5. Can you tell me about the taxation of different business structures in Canada? Ah, taxes, the inevitable part of business. Sole proprietorships and partnerships are taxed as individuals, while corporations have their own separate tax obligations. Each structure has its own implications for taxes, and it`s essential to consider these when choosing the right one for your business.
6. What are the legal requirements for setting up a cooperative in Canada? Cooperatives are like the friendly, community-minded cousins of other business structures. They are founded on the principles of democracy, equality, and solidarity. To set up a cooperative in Canada, you`ll need to comply with specific legal requirements, such as having a certain number of members and following cooperative principles.
7. What are the key considerations for choosing the right business structure? Oh, the thrill of choosing the right business structure! It`s essential to consider factors such as liability protection, tax implications, management and control, and the ease of transferring ownership. Each structure has its own pros and cons, so choose wisely!
8. What are the steps involved in registering a corporation in Canada? Registering a corporation involves several steps, such as choosing a unique name, preparing the articles of incorporation, and filing the necessary documents with the government. There are also ongoing requirements, such as holding annual meetings and maintaining proper corporate records. It`s a bit of a process, but worth it in the end!
9. Can a foreigner own a business in Canada? Absolutely! Canada welcomes foreign investment and allows non-residents to own and operate businesses in the country. However, there are specific rules and regulations to follow, and it`s crucial to seek legal advice to ensure compliance with the requirements for foreign ownership.
10. What are the key factors to consider when transitioning from one business structure to another? Transitioning from one business structure to another is a significant decision that requires careful consideration of legal, tax, and operational implications. It`s essential to seek professional advice and meticulously plan the transition process to ensure a smooth and successful change in the business structure.

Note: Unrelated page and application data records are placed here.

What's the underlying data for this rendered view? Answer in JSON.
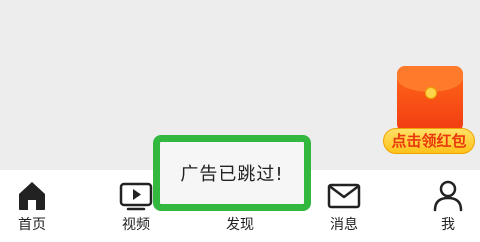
{
  "promo": {
    "label": "点击领红包",
    "icon": "red-envelope-icon"
  },
  "toast": {
    "message": "广告已跳过!"
  },
  "tabs": [
    {
      "label": "首页",
      "icon": "home-icon",
      "active": true
    },
    {
      "label": "视频",
      "icon": "video-play-icon",
      "active": false
    },
    {
      "label": "发现",
      "icon": "discover-icon",
      "active": false
    },
    {
      "label": "消息",
      "icon": "mail-icon",
      "active": false
    },
    {
      "label": "我",
      "icon": "user-icon",
      "active": false
    }
  ],
  "colors": {
    "toast_border": "#33b83f",
    "envelope_red": "#f23b12",
    "envelope_gold": "#ffc21a",
    "tab_icon": "#222222"
  }
}
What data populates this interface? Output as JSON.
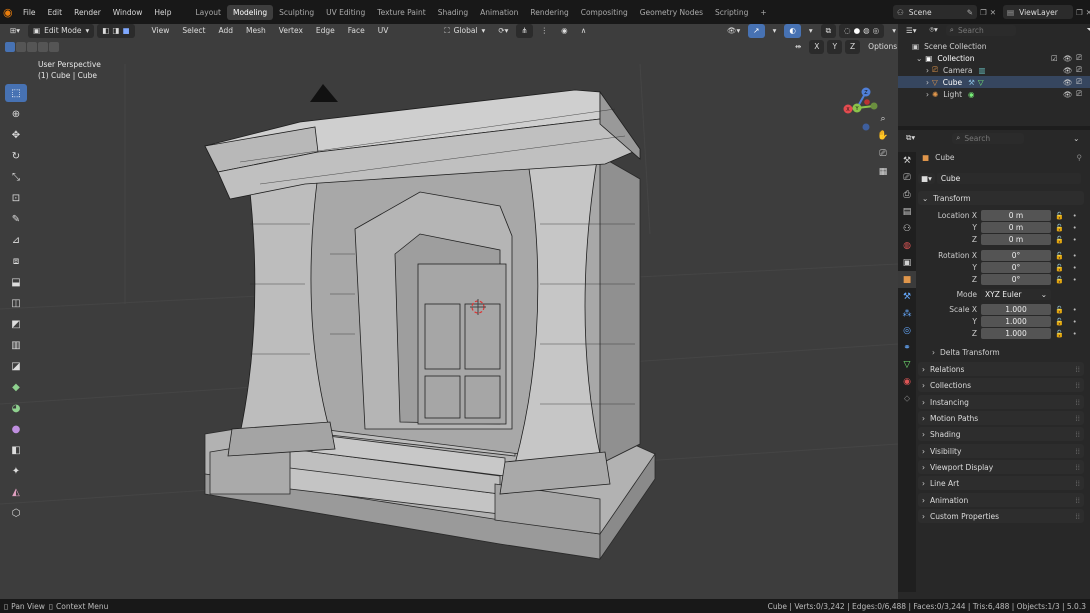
{
  "top_menu": {
    "items": [
      "File",
      "Edit",
      "Render",
      "Window",
      "Help"
    ],
    "workspaces": [
      "Layout",
      "Modeling",
      "Sculpting",
      "UV Editing",
      "Texture Paint",
      "Shading",
      "Animation",
      "Rendering",
      "Compositing",
      "Geometry Nodes",
      "Scripting"
    ],
    "active_workspace": "Modeling",
    "add_tab": "+",
    "scene_label": "Scene",
    "view_layer_label": "ViewLayer"
  },
  "viewport_header": {
    "mode": "Edit Mode",
    "menus": [
      "View",
      "Select",
      "Add",
      "Mesh",
      "Vertex",
      "Edge",
      "Face",
      "UV"
    ],
    "transform_orientation": "Global",
    "axis_labels": [
      "X",
      "Y",
      "Z"
    ],
    "options_label": "Options",
    "search_placeholder": "Search"
  },
  "viewport": {
    "perspective": "User Perspective",
    "object_info": "(1) Cube | Cube",
    "gizmo_axes": {
      "x": "X",
      "y": "Y",
      "z": "Z"
    },
    "colors": {
      "x": "#e34b4f",
      "y": "#8bc34a",
      "z": "#4f7fd8"
    }
  },
  "outliner": {
    "search_placeholder": "Search",
    "root": "Scene Collection",
    "collection": "Collection",
    "objects": [
      "Camera",
      "Cube",
      "Light"
    ]
  },
  "properties": {
    "search_placeholder": "Search",
    "object_name": "Cube",
    "object_field": "Cube",
    "transform_label": "Transform",
    "location": {
      "label_x": "Location X",
      "x": "0 m",
      "y": "0 m",
      "z": "0 m"
    },
    "rotation": {
      "label_x": "Rotation X",
      "x": "0°",
      "y": "0°",
      "z": "0°"
    },
    "mode_label": "Mode",
    "mode_value": "XYZ Euler",
    "scale": {
      "label_x": "Scale X",
      "x": "1.000",
      "y": "1.000",
      "z": "1.000"
    },
    "axis_y": "Y",
    "axis_z": "Z",
    "delta_transform": "Delta Transform",
    "panels": [
      "Relations",
      "Collections",
      "Instancing",
      "Motion Paths",
      "Shading",
      "Visibility",
      "Viewport Display",
      "Line Art",
      "Animation",
      "Custom Properties"
    ]
  },
  "statusbar": {
    "pan_view": "Pan View",
    "context_menu": "Context Menu",
    "stats": "Cube | Verts:0/3,242 | Edges:0/6,488 | Faces:0/3,244 | Tris:6,488 | Objects:1/3 | 5.0.3"
  }
}
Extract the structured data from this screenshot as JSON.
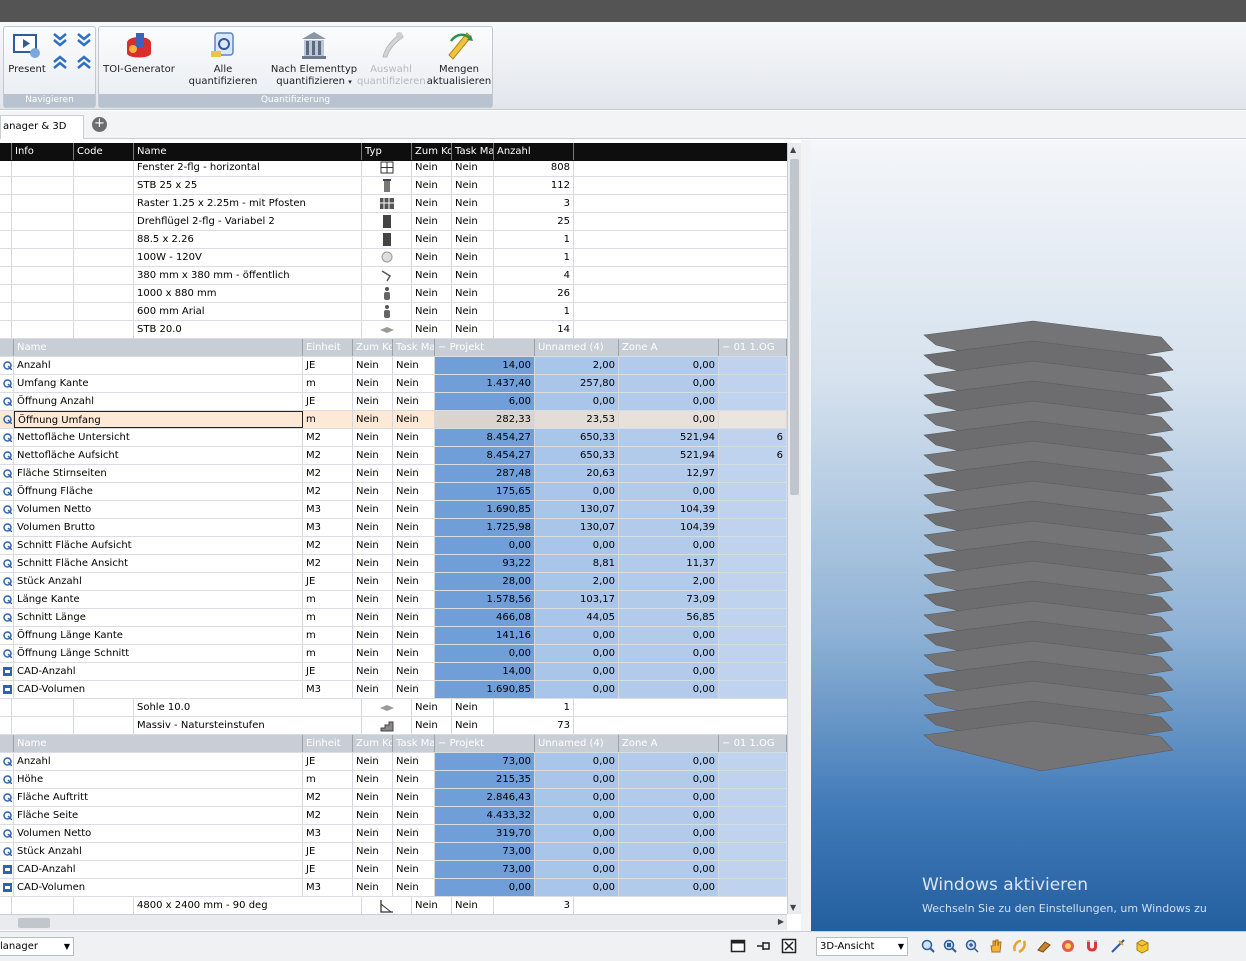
{
  "ribbon": {
    "navigieren": {
      "label": "Navigieren",
      "present_label": "Present"
    },
    "quantifizierung": {
      "label": "Quantifizierung",
      "toi_label": "TOI-Generator",
      "alle_label": "Alle quantifizieren",
      "nach_line1": "Nach Elementtyp",
      "nach_line2": "quantifizieren",
      "auswahl_line1": "Auswahl",
      "auswahl_line2": "quantifizieren",
      "mengen_line1": "Mengen",
      "mengen_line2": "aktualisieren"
    }
  },
  "tabs": {
    "active_label": "anager & 3D",
    "add_symbol": "+"
  },
  "grid": {
    "header": {
      "info": "Info",
      "code": "Code",
      "name": "Name",
      "typ": "Typ",
      "zum": "Zum Ko",
      "task": "Task Ma",
      "anzahl": "Anzahl"
    },
    "elements_top": [
      {
        "name": "Fenster 2-flg - horizontal",
        "zum": "Nein",
        "task": "Nein",
        "anzahl": "808",
        "icon": "window-icon"
      },
      {
        "name": "STB 25 x 25",
        "zum": "Nein",
        "task": "Nein",
        "anzahl": "112",
        "icon": "column-icon"
      },
      {
        "name": "Raster 1.25 x 2.25m - mit Pfosten",
        "zum": "Nein",
        "task": "Nein",
        "anzahl": "3",
        "icon": "grid-wall-icon"
      },
      {
        "name": "Drehflügel 2-flg - Variabel 2",
        "zum": "Nein",
        "task": "Nein",
        "anzahl": "25",
        "icon": "door-icon"
      },
      {
        "name": "88.5 x 2.26",
        "zum": "Nein",
        "task": "Nein",
        "anzahl": "1",
        "icon": "door-icon"
      },
      {
        "name": "100W - 120V",
        "zum": "Nein",
        "task": "Nein",
        "anzahl": "1",
        "icon": "lamp-icon"
      },
      {
        "name": "380 mm x 380 mm - öffentlich",
        "zum": "Nein",
        "task": "Nein",
        "anzahl": "4",
        "icon": "fixture-icon"
      },
      {
        "name": "1000 x 880 mm",
        "zum": "Nein",
        "task": "Nein",
        "anzahl": "26",
        "icon": "person-icon"
      },
      {
        "name": "600 mm Arial",
        "zum": "Nein",
        "task": "Nein",
        "anzahl": "1",
        "icon": "person-icon"
      },
      {
        "name": "STB 20.0",
        "zum": "Nein",
        "task": "Nein",
        "anzahl": "14",
        "icon": "slab-icon"
      }
    ],
    "subheader": {
      "name": "Name",
      "einheit": "Einheit",
      "zum": "Zum Ko",
      "task": "Task Ma",
      "projekt": "Projekt",
      "unnamed": "Unnamed (4)",
      "zone": "Zone A",
      "og": "01 1.OG"
    },
    "quantities_1": [
      {
        "name": "Anzahl",
        "einheit": "JE",
        "zum": "Nein",
        "task": "Nein",
        "projekt": "14,00",
        "unnamed": "2,00",
        "zone": "0,00",
        "og": ""
      },
      {
        "name": "Umfang Kante",
        "einheit": "m",
        "zum": "Nein",
        "task": "Nein",
        "projekt": "1.437,40",
        "unnamed": "257,80",
        "zone": "0,00",
        "og": ""
      },
      {
        "name": "Öffnung Anzahl",
        "einheit": "JE",
        "zum": "Nein",
        "task": "Nein",
        "projekt": "6,00",
        "unnamed": "0,00",
        "zone": "0,00",
        "og": ""
      },
      {
        "name": "Öffnung Umfang",
        "einheit": "m",
        "zum": "Nein",
        "task": "Nein",
        "projekt": "282,33",
        "unnamed": "23,53",
        "zone": "0,00",
        "og": ""
      },
      {
        "name": "Nettofläche Untersicht",
        "einheit": "M2",
        "zum": "Nein",
        "task": "Nein",
        "projekt": "8.454,27",
        "unnamed": "650,33",
        "zone": "521,94",
        "og": "6"
      },
      {
        "name": "Nettofläche Aufsicht",
        "einheit": "M2",
        "zum": "Nein",
        "task": "Nein",
        "projekt": "8.454,27",
        "unnamed": "650,33",
        "zone": "521,94",
        "og": "6"
      },
      {
        "name": "Fläche Stirnseiten",
        "einheit": "M2",
        "zum": "Nein",
        "task": "Nein",
        "projekt": "287,48",
        "unnamed": "20,63",
        "zone": "12,97",
        "og": ""
      },
      {
        "name": "Öffnung Fläche",
        "einheit": "M2",
        "zum": "Nein",
        "task": "Nein",
        "projekt": "175,65",
        "unnamed": "0,00",
        "zone": "0,00",
        "og": ""
      },
      {
        "name": "Volumen Netto",
        "einheit": "M3",
        "zum": "Nein",
        "task": "Nein",
        "projekt": "1.690,85",
        "unnamed": "130,07",
        "zone": "104,39",
        "og": ""
      },
      {
        "name": "Volumen Brutto",
        "einheit": "M3",
        "zum": "Nein",
        "task": "Nein",
        "projekt": "1.725,98",
        "unnamed": "130,07",
        "zone": "104,39",
        "og": ""
      },
      {
        "name": "Schnitt Fläche Aufsicht",
        "einheit": "M2",
        "zum": "Nein",
        "task": "Nein",
        "projekt": "0,00",
        "unnamed": "0,00",
        "zone": "0,00",
        "og": ""
      },
      {
        "name": "Schnitt Fläche Ansicht",
        "einheit": "M2",
        "zum": "Nein",
        "task": "Nein",
        "projekt": "93,22",
        "unnamed": "8,81",
        "zone": "11,37",
        "og": ""
      },
      {
        "name": "Stück Anzahl",
        "einheit": "JE",
        "zum": "Nein",
        "task": "Nein",
        "projekt": "28,00",
        "unnamed": "2,00",
        "zone": "2,00",
        "og": ""
      },
      {
        "name": "Länge Kante",
        "einheit": "m",
        "zum": "Nein",
        "task": "Nein",
        "projekt": "1.578,56",
        "unnamed": "103,17",
        "zone": "73,09",
        "og": ""
      },
      {
        "name": "Schnitt Länge",
        "einheit": "m",
        "zum": "Nein",
        "task": "Nein",
        "projekt": "466,08",
        "unnamed": "44,05",
        "zone": "56,85",
        "og": ""
      },
      {
        "name": "Öffnung Länge Kante",
        "einheit": "m",
        "zum": "Nein",
        "task": "Nein",
        "projekt": "141,16",
        "unnamed": "0,00",
        "zone": "0,00",
        "og": ""
      },
      {
        "name": "Öffnung Länge Schnitt",
        "einheit": "m",
        "zum": "Nein",
        "task": "Nein",
        "projekt": "0,00",
        "unnamed": "0,00",
        "zone": "0,00",
        "og": ""
      },
      {
        "name": "CAD-Anzahl",
        "einheit": "JE",
        "zum": "Nein",
        "task": "Nein",
        "projekt": "14,00",
        "unnamed": "0,00",
        "zone": "0,00",
        "og": ""
      },
      {
        "name": "CAD-Volumen",
        "einheit": "M3",
        "zum": "Nein",
        "task": "Nein",
        "projekt": "1.690,85",
        "unnamed": "0,00",
        "zone": "0,00",
        "og": ""
      }
    ],
    "elements_mid": [
      {
        "name": "Sohle 10.0",
        "zum": "Nein",
        "task": "Nein",
        "anzahl": "1",
        "icon": "slab-icon"
      },
      {
        "name": "Massiv - Natursteinstufen",
        "zum": "Nein",
        "task": "Nein",
        "anzahl": "73",
        "icon": "stairs-icon"
      }
    ],
    "quantities_2": [
      {
        "name": "Anzahl",
        "einheit": "JE",
        "zum": "Nein",
        "task": "Nein",
        "projekt": "73,00",
        "unnamed": "0,00",
        "zone": "0,00",
        "og": ""
      },
      {
        "name": "Höhe",
        "einheit": "m",
        "zum": "Nein",
        "task": "Nein",
        "projekt": "215,35",
        "unnamed": "0,00",
        "zone": "0,00",
        "og": ""
      },
      {
        "name": "Fläche Auftritt",
        "einheit": "M2",
        "zum": "Nein",
        "task": "Nein",
        "projekt": "2.846,43",
        "unnamed": "0,00",
        "zone": "0,00",
        "og": ""
      },
      {
        "name": "Fläche Seite",
        "einheit": "M2",
        "zum": "Nein",
        "task": "Nein",
        "projekt": "4.433,32",
        "unnamed": "0,00",
        "zone": "0,00",
        "og": ""
      },
      {
        "name": "Volumen Netto",
        "einheit": "M3",
        "zum": "Nein",
        "task": "Nein",
        "projekt": "319,70",
        "unnamed": "0,00",
        "zone": "0,00",
        "og": ""
      },
      {
        "name": "Stück Anzahl",
        "einheit": "JE",
        "zum": "Nein",
        "task": "Nein",
        "projekt": "73,00",
        "unnamed": "0,00",
        "zone": "0,00",
        "og": ""
      },
      {
        "name": "CAD-Anzahl",
        "einheit": "JE",
        "zum": "Nein",
        "task": "Nein",
        "projekt": "73,00",
        "unnamed": "0,00",
        "zone": "0,00",
        "og": ""
      },
      {
        "name": "CAD-Volumen",
        "einheit": "M3",
        "zum": "Nein",
        "task": "Nein",
        "projekt": "0,00",
        "unnamed": "0,00",
        "zone": "0,00",
        "og": ""
      }
    ],
    "elements_bottom": [
      {
        "name": "4800 x 2400 mm - 90 deg",
        "zum": "Nein",
        "task": "Nein",
        "anzahl": "3",
        "icon": "ramp-icon"
      }
    ],
    "selected_quantity": "Öffnung Umfang"
  },
  "viewport": {
    "watermark_title": "Windows aktivieren",
    "watermark_text": "Wechseln Sie zu den Einstellungen, um Windows zu"
  },
  "bottombar": {
    "left_combo": "lanager",
    "view_combo": "3D-Ansicht"
  },
  "colors": {
    "projekt": "#6f9ed8",
    "unnamed": "#a9c5ea",
    "zone": "#b2cbeb",
    "og": "#bfd3ee",
    "selected": "#fde9d6",
    "header": "#0e0e0e"
  }
}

Legal Contract: Types of Business Structures in Canada

In accordance with the laws and regulations of Canada, this contract outlines the various types of business structures available to entrepreneurs and business owners operating within the country.

1. Introduction
This contract, effective as of the date of signing, serves as a comprehensive guide to the legal aspects of establishing and operating different types of business structures in Canada.
2. Definitions
For the purposes of this contract, the following terms shall have the meanings ascribed to them below:
a) “Business Structures” refers to the various forms of legal entities through which businesses can operate, including but not limited to sole proprietorships, partnerships, corporations, and cooperatives.
3. Business Structures Canada
Under the laws and regulations of Canada, entrepreneurs and business owners have the option to establish their businesses under the following structures:
a) Sole Proprietorship: A business owned and operated by a single individual with no legal distinction between the business and its owner.
b) Partnership: A business owned and operated by two or more individuals who share the profits and liabilities of the business.
c) Corporation: A legal entity that is separate and distinct from its shareholders, providing limited liability and perpetual succession.
d) Cooperative: A business owned and operated by its members for their mutual benefit.
4. Conclusion
This contract serves as a guide to the different business structures available in Canada and does not constitute legal advice. It is recommended that individuals seek professional legal counsel when determining the most suitable structure for their business.